(Task requirements)
Please give an exact printout of the records, without any pictures.

[Data about app and page elements]
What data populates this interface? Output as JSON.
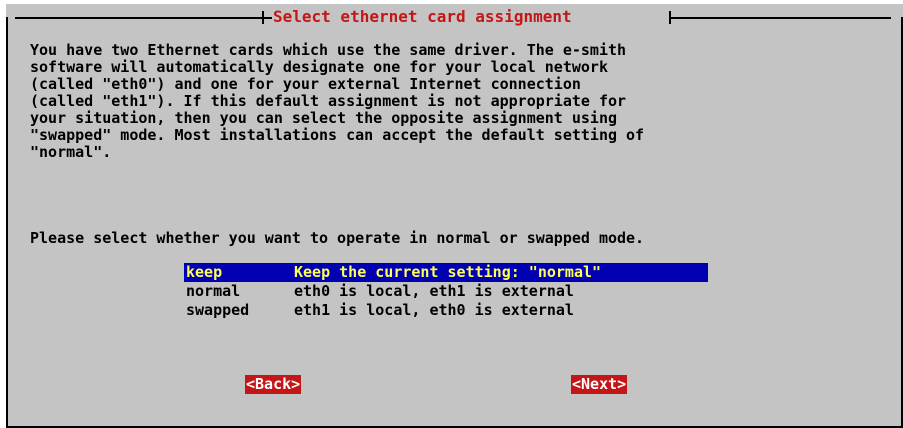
{
  "dialog": {
    "title": "Select ethernet card assignment",
    "description": "You have two Ethernet cards which use the same driver. The e-smith\nsoftware will automatically designate one for your local network\n(called \"eth0\") and one for your external Internet connection\n(called \"eth1\"). If this default assignment is not appropriate for\nyour situation, then you can select the opposite assignment using\n\"swapped\" mode. Most installations can accept the default setting of\n\"normal\".",
    "prompt": "Please select whether you want to operate in normal or swapped mode.",
    "options": [
      {
        "key": "keep",
        "description": "Keep the current setting: \"normal\"",
        "selected": true
      },
      {
        "key": "normal",
        "description": "eth0 is local, eth1 is external",
        "selected": false
      },
      {
        "key": "swapped",
        "description": "eth1 is local, eth0 is external",
        "selected": false
      }
    ],
    "buttons": {
      "back_label": "<Back>",
      "next_label": "<Next>"
    }
  },
  "colors": {
    "background": "#c4c4c4",
    "title": "#c41616",
    "selection_bg": "#0000b0",
    "selection_fg": "#ffff55",
    "button_bg": "#c41616",
    "button_fg": "#ffffff"
  }
}
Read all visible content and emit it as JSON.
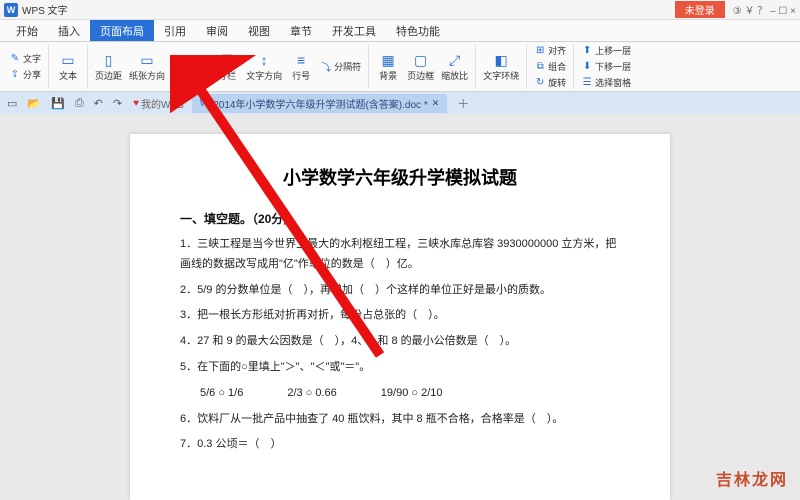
{
  "app": {
    "title": "WPS 文字"
  },
  "login_label": "未登录",
  "win_icons": "③ ￥ ？ – ☐ ×",
  "menu": [
    "开始",
    "插入",
    "页面布局",
    "引用",
    "审阅",
    "视图",
    "章节",
    "开发工具",
    "特色功能"
  ],
  "menu_active_index": 2,
  "ribbon": {
    "g1a": "文字",
    "g1b": "分享",
    "g2": "文本",
    "g3a": "页边距",
    "g3b": "纸张方向",
    "g3c": "纸张大小",
    "g3d": "分栏",
    "g3e": "文字方向",
    "g3f": "行号",
    "side1": "分隔符",
    "g4a": "背景",
    "g4b": "页边框",
    "g4c": "缩放比",
    "g5a": "文字环绕",
    "g6a": "对齐",
    "g6b": "组合",
    "g6c": "旋转",
    "g7a": "上移一层",
    "g7b": "下移一层",
    "g7c": "选择窗格"
  },
  "tab": {
    "fav": "我的WPS",
    "doc": "2014年小学数学六年级升学测试题(含答案).doc *"
  },
  "document": {
    "title": "小学数学六年级升学模拟试题",
    "section": "一、填空题。（20分）",
    "q1": "1．三峡工程是当今世界上最大的水利枢纽工程，三峡水库总库容 3930000000 立方米，把画线的数据改写成用\"亿\"作单位的数是（　）亿。",
    "q2": "2．5/9 的分数单位是（　），再增加（　）个这样的单位正好是最小的质数。",
    "q3": "3．把一根长方形纸对折再对折，每份占总张的（　）。",
    "q4": "4．27 和 9 的最大公因数是（　），4、6 和 8 的最小公倍数是（　）。",
    "q5": "5．在下面的○里填上\"＞\"、\"＜\"或\"＝\"。",
    "q5row": "5/6 ○ 1/6　　　　2/3 ○ 0.66　　　　19/90 ○ 2/10",
    "q6": "6．饮料厂从一批产品中抽查了 40 瓶饮料，其中 8 瓶不合格，合格率是（　）。",
    "q7": "7．0.3 公顷＝（　）"
  },
  "watermark": "吉林龙网"
}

(Reply)
What data populates this interface? Output as JSON.
{
  "dialog": {
    "title": "Select ethernet card assignment",
    "description": "You have two Ethernet cards which use the same driver. The e-smith\nsoftware will automatically designate one for your local network\n(called \"eth0\") and one for your external Internet connection\n(called \"eth1\"). If this default assignment is not appropriate for\nyour situation, then you can select the opposite assignment using\n\"swapped\" mode. Most installations can accept the default setting of\n\"normal\".",
    "prompt": "Please select whether you want to operate in normal or swapped mode.",
    "options": [
      {
        "key": "keep",
        "description": "Keep the current setting: \"normal\"",
        "selected": true
      },
      {
        "key": "normal",
        "description": "eth0 is local, eth1 is external",
        "selected": false
      },
      {
        "key": "swapped",
        "description": "eth1 is local, eth0 is external",
        "selected": false
      }
    ],
    "buttons": {
      "back_label": "<Back>",
      "next_label": "<Next>"
    }
  },
  "colors": {
    "background": "#c4c4c4",
    "title": "#c41616",
    "selection_bg": "#0000b0",
    "selection_fg": "#ffff55",
    "button_bg": "#c41616",
    "button_fg": "#ffffff"
  }
}
Read all visible content and emit it as JSON.
{
  "app": {
    "title": "WPS 文字"
  },
  "login_label": "未登录",
  "win_icons": "③ ￥ ？ – ☐ ×",
  "menu": [
    "开始",
    "插入",
    "页面布局",
    "引用",
    "审阅",
    "视图",
    "章节",
    "开发工具",
    "特色功能"
  ],
  "menu_active_index": 2,
  "ribbon": {
    "g1a": "文字",
    "g1b": "分享",
    "g2": "文本",
    "g3a": "页边距",
    "g3b": "纸张方向",
    "g3c": "纸张大小",
    "g3d": "分栏",
    "g3e": "文字方向",
    "g3f": "行号",
    "side1": "分隔符",
    "g4a": "背景",
    "g4b": "页边框",
    "g4c": "缩放比",
    "g5a": "文字环绕",
    "g6a": "对齐",
    "g6b": "组合",
    "g6c": "旋转",
    "g7a": "上移一层",
    "g7b": "下移一层",
    "g7c": "选择窗格"
  },
  "tab": {
    "fav": "我的WPS",
    "doc": "2014年小学数学六年级升学测试题(含答案).doc *"
  },
  "document": {
    "title": "小学数学六年级升学模拟试题",
    "section": "一、填空题。（20分）",
    "q1": "1．三峡工程是当今世界上最大的水利枢纽工程，三峡水库总库容 3930000000 立方米，把画线的数据改写成用\"亿\"作单位的数是（　）亿。",
    "q2": "2．5/9 的分数单位是（　），再增加（　）个这样的单位正好是最小的质数。",
    "q3": "3．把一根长方形纸对折再对折，每份占总张的（　）。",
    "q4": "4．27 和 9 的最大公因数是（　），4、6 和 8 的最小公倍数是（　）。",
    "q5": "5．在下面的○里填上\"＞\"、\"＜\"或\"＝\"。",
    "q5row": "5/6 ○ 1/6　　　　2/3 ○ 0.66　　　　19/90 ○ 2/10",
    "q6": "6．饮料厂从一批产品中抽查了 40 瓶饮料，其中 8 瓶不合格，合格率是（　）。",
    "q7": "7．0.3 公顷＝（　）"
  },
  "watermark": "吉林龙网"
}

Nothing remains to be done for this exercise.